Charity Loses Thousands of Pounds of Venison After State Worker Tosses It

Hunters are howling in Louisiana after a state health official declared about 1,600 pounds of donated venison should be destroyed.

Donated venison, packaged like this for meals, through programs to help those in need is one way hunters help others each year.

Donated venison, packaged like this for meals, through programs to help those in need is one way hunters help others each year.

The venison was donated through the popular Hunters for the Hungry program, which is endorsed by the Louisiana Department of Wildlife and Fisheries. But an official with the Louisiana Department of Health and Hospitals, which does not recognize the program, said the meat did not meet standards and ordered it to be thrown away.

The official reportedly said the meat did not meet guidelines and had to be destroyed because it came from hunters.

“They threw it in the dumpster and poured Clorox on it,” Rev. Henry Martin, Executive Director of the Shreveport-Bossier Rescue Mission, told KTBS 3 TV. “Not only are we losing out and its costing us money, the people that are hungry aren’t going to get as quality of food; the hunter that’s given his meat in good faith is losing out.”

Hunters for the Hungry is one of several programs of similar nature nationwide through which hunters can donate venison to help provide meat to homeless shelters. The programs have garnered widespread support and acclaim, with millions of pounds of prepared venison donated to the needy over the years. Venison processors prepare the meat, usually in small packages, and are paid their processing fees through donations raised by the programs or state wildlife agencies who help defray costs through foundations or donations, or both.
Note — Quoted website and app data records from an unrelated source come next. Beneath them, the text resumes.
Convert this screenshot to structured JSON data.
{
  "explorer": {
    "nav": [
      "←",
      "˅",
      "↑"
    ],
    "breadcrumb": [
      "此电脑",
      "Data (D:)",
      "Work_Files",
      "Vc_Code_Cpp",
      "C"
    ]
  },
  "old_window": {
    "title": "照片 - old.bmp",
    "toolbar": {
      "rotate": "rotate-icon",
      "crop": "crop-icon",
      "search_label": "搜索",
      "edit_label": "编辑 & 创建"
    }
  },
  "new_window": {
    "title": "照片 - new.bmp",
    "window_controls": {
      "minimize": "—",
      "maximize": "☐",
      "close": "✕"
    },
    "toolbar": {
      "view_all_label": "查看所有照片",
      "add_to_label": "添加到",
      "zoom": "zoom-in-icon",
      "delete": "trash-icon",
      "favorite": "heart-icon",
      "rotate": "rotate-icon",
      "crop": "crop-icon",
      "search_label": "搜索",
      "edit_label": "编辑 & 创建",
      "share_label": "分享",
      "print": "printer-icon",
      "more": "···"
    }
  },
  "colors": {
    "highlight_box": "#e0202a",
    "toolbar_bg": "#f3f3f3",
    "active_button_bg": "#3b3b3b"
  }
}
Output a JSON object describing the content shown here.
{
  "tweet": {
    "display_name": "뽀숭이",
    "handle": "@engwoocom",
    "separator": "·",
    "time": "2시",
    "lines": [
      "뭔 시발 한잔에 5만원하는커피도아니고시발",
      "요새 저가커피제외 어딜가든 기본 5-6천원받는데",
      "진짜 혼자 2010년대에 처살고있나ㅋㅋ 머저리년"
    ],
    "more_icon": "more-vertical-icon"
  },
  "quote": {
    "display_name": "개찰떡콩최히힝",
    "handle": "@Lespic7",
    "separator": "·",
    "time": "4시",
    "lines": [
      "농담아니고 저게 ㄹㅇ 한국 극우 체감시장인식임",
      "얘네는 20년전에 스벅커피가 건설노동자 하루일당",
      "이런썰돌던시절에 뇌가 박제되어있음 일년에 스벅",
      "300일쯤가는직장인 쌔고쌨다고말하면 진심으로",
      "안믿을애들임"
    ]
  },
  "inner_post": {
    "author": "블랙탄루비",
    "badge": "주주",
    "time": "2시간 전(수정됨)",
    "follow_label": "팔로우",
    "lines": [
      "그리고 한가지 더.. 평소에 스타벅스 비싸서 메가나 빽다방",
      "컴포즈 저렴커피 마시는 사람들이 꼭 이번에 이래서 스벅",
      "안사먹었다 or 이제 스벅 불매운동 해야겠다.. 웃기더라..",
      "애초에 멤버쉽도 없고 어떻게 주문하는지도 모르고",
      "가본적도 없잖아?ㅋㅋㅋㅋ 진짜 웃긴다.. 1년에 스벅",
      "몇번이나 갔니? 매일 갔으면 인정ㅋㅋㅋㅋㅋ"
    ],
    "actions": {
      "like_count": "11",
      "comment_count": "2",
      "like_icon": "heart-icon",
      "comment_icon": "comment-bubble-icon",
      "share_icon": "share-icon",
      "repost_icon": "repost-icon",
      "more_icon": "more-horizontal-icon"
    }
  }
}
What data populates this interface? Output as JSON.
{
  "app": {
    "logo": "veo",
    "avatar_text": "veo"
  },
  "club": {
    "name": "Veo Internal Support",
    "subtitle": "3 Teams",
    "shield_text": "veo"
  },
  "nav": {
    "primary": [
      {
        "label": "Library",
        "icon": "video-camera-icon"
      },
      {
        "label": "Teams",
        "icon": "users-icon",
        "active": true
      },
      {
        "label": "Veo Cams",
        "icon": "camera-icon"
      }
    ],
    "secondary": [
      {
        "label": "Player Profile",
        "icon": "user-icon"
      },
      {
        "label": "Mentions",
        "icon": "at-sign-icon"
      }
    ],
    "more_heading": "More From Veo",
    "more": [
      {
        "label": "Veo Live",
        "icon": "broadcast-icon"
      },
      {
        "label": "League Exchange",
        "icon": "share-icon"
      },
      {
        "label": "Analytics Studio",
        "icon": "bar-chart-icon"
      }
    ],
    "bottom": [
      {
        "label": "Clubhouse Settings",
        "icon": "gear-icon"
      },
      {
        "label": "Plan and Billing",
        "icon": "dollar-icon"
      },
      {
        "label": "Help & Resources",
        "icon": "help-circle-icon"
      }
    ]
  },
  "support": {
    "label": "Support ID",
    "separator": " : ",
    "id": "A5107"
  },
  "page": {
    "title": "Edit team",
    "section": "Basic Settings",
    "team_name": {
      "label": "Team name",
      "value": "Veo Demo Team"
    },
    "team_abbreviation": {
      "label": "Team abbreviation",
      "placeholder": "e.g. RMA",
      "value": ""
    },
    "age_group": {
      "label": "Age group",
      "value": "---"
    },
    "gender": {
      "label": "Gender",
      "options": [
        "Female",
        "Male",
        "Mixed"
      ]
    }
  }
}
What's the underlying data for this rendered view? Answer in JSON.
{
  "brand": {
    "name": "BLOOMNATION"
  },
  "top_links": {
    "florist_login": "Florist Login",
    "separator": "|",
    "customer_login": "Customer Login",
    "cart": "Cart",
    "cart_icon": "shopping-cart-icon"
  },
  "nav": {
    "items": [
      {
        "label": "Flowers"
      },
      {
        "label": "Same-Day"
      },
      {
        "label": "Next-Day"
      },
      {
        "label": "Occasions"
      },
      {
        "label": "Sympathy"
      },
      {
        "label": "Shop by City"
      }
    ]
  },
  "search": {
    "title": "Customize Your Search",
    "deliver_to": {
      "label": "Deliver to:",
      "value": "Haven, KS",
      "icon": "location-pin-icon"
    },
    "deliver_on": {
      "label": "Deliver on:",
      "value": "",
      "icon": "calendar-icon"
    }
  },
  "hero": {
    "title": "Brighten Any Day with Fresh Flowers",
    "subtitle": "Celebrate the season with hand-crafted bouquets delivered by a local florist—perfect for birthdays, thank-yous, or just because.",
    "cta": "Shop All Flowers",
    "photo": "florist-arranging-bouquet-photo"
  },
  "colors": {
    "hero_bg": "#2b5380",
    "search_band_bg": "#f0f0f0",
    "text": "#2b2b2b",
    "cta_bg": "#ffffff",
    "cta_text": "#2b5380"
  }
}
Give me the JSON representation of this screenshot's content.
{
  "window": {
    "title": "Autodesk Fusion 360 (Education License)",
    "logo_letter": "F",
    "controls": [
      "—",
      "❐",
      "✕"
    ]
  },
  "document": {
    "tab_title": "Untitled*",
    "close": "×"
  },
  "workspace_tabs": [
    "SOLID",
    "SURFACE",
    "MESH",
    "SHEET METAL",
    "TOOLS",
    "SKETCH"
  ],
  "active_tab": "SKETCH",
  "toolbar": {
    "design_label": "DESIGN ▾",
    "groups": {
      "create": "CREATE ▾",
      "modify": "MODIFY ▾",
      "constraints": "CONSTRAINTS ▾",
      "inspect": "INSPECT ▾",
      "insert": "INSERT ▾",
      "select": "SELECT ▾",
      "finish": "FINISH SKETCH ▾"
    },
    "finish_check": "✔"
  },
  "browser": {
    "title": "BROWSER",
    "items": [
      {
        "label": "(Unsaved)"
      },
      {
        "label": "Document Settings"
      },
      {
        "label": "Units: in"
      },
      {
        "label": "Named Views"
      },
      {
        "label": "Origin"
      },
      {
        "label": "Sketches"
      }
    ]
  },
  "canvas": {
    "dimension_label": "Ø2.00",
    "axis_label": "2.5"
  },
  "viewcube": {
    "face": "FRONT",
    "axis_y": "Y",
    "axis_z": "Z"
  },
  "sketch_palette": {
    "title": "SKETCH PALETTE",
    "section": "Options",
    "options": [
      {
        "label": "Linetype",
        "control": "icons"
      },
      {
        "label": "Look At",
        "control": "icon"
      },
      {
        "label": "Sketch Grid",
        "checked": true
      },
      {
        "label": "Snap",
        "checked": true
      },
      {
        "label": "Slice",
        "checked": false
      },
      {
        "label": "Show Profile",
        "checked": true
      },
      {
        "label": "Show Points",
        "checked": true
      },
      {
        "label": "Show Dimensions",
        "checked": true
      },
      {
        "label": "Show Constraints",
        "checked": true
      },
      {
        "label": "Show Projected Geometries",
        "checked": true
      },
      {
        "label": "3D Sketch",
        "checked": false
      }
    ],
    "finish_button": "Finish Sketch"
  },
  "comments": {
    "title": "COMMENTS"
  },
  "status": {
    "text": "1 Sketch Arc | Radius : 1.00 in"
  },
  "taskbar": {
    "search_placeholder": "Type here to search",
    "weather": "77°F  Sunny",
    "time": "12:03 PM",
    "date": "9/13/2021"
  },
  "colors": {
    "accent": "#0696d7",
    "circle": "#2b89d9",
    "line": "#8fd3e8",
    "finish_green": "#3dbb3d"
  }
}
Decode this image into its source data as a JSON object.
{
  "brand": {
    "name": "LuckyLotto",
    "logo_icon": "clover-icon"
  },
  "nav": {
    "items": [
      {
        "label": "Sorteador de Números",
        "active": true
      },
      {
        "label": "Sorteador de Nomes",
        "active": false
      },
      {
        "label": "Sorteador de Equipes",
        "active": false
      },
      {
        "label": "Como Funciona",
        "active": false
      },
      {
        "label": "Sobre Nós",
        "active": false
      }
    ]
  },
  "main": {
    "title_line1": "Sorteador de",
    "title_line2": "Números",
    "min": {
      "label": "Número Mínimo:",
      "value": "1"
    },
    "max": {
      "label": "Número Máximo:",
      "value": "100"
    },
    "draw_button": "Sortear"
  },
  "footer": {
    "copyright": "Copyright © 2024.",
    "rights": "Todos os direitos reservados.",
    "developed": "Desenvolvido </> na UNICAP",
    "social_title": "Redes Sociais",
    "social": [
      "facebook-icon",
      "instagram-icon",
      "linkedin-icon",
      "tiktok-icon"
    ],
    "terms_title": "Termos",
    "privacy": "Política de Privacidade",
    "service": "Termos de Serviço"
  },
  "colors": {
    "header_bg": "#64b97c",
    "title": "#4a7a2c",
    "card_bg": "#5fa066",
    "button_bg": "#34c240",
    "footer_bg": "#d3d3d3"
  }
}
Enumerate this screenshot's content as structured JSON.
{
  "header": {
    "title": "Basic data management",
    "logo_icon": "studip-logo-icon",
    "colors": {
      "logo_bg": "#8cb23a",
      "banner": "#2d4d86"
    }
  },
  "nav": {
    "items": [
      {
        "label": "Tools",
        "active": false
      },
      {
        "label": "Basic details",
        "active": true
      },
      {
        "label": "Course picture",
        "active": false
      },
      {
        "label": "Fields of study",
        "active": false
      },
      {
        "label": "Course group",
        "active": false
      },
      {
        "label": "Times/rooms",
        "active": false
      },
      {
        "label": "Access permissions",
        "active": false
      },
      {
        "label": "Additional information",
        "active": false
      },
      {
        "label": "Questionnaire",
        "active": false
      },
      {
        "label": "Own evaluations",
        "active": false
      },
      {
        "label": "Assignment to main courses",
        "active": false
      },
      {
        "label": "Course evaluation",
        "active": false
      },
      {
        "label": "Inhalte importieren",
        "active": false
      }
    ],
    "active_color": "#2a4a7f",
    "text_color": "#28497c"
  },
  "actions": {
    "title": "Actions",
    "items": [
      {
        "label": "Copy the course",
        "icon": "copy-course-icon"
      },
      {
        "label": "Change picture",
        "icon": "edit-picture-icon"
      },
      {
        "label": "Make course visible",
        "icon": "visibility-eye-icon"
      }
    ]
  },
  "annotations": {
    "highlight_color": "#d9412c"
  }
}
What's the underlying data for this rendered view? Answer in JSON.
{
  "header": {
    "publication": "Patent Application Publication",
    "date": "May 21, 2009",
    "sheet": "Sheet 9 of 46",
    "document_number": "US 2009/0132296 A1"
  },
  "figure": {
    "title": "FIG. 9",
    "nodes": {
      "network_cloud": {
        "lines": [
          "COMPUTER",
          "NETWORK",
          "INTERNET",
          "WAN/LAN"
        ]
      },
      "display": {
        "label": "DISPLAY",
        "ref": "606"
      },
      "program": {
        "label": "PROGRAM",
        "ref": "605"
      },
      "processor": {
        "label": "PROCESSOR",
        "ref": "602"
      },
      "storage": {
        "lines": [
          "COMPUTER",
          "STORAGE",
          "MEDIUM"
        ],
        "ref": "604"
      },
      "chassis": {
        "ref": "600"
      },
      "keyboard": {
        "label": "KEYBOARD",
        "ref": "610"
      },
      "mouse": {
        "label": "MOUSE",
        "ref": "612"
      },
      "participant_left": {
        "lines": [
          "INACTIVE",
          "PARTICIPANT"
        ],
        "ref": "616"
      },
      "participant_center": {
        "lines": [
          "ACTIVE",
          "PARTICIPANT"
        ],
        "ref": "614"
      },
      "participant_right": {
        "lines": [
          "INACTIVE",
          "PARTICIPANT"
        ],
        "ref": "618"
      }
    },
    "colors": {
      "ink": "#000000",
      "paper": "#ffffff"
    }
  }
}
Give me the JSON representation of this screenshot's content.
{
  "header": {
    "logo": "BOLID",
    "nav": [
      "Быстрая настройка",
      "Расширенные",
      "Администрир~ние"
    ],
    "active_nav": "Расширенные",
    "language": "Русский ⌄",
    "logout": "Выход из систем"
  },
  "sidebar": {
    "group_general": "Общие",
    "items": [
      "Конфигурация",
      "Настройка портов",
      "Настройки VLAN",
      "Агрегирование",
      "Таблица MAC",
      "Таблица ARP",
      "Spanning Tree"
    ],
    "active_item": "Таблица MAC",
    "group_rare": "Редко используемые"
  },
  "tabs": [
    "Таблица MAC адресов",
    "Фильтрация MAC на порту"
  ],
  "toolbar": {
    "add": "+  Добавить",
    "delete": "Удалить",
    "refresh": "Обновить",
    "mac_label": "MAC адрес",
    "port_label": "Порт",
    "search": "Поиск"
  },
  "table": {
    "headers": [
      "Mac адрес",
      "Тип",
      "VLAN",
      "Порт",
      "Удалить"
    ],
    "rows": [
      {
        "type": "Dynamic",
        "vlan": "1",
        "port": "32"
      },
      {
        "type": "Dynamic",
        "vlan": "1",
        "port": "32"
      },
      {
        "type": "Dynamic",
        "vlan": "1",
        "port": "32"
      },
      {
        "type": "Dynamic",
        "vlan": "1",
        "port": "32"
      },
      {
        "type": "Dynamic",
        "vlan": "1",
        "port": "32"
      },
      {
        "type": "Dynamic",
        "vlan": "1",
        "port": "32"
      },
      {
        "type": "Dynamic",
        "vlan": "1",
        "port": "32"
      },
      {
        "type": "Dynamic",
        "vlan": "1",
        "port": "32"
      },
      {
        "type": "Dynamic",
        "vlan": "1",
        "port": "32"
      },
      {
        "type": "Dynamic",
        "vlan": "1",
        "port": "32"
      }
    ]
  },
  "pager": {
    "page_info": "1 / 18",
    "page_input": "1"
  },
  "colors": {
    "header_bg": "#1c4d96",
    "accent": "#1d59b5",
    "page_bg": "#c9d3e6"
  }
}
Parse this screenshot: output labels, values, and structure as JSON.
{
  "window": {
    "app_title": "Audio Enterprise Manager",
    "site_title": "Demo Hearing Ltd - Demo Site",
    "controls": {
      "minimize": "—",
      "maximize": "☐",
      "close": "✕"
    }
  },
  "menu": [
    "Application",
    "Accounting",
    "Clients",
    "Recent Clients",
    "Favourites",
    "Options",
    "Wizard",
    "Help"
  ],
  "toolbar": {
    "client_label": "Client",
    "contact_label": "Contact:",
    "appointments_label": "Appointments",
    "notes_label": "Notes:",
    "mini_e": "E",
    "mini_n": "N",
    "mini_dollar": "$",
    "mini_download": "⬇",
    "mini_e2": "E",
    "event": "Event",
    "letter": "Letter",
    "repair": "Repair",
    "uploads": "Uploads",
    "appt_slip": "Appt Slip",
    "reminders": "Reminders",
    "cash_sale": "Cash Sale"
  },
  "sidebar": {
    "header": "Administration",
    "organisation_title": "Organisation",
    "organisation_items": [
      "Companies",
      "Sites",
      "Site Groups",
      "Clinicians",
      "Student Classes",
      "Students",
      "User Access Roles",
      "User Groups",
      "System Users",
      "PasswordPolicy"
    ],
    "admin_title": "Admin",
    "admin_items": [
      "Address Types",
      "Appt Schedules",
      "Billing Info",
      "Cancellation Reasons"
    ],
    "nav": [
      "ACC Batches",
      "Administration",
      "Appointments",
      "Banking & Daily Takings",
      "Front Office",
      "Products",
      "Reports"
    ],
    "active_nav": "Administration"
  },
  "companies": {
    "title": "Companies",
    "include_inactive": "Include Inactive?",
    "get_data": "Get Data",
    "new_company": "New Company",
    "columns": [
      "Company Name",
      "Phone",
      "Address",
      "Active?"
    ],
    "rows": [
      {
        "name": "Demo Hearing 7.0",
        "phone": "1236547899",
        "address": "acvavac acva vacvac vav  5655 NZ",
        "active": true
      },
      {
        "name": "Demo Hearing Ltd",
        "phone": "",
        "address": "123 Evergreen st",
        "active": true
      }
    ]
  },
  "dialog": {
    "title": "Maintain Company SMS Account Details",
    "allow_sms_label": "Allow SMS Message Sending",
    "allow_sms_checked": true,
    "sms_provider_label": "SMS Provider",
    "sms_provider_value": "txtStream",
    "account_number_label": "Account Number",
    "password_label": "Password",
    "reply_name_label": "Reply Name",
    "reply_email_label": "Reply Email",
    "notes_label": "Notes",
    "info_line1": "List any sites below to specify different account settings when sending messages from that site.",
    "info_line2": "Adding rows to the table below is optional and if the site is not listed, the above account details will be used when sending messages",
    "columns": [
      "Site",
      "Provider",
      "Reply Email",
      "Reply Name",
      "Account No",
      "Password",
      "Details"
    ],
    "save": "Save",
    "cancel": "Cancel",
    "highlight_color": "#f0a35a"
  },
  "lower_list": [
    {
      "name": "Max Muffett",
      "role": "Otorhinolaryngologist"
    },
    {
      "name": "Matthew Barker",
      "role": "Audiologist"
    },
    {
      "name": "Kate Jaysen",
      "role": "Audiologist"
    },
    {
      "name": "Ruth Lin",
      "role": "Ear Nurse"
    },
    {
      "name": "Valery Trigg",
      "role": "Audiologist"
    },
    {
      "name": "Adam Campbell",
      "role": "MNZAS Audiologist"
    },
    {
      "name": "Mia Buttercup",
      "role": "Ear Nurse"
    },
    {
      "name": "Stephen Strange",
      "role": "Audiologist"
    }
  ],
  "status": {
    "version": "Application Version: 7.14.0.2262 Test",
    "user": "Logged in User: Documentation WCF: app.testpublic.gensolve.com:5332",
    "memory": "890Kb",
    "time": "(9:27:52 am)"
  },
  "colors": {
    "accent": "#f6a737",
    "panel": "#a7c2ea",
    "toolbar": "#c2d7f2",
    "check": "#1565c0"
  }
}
Hunters for the Hungry is gaining traction with more chapters throughout Louisiana and Mississippi to help those in need.

The Shreveport-Bossier Rescue Mission will have to spend more than $8,000 to replace the destroyed meat, according to this report.

The Shreveport-Bossier Rescue Mission in northwest Louisiana provides 172 beds for homeless men, women, and families with children. The Mission sheltered 1,200 men, women and families with children last year, providing 137,898 meals and 45,966 nights of lodging.

The loss of this healthy venison is a blow to the mission and those in need. If you’d like to send a donation to help defray the cost of replacing the venison destroyed by the state agency, send it to Shreveport-Bossier Rescue Mission, 901 McNeil St.,
Shreveport, LA 71101-3949.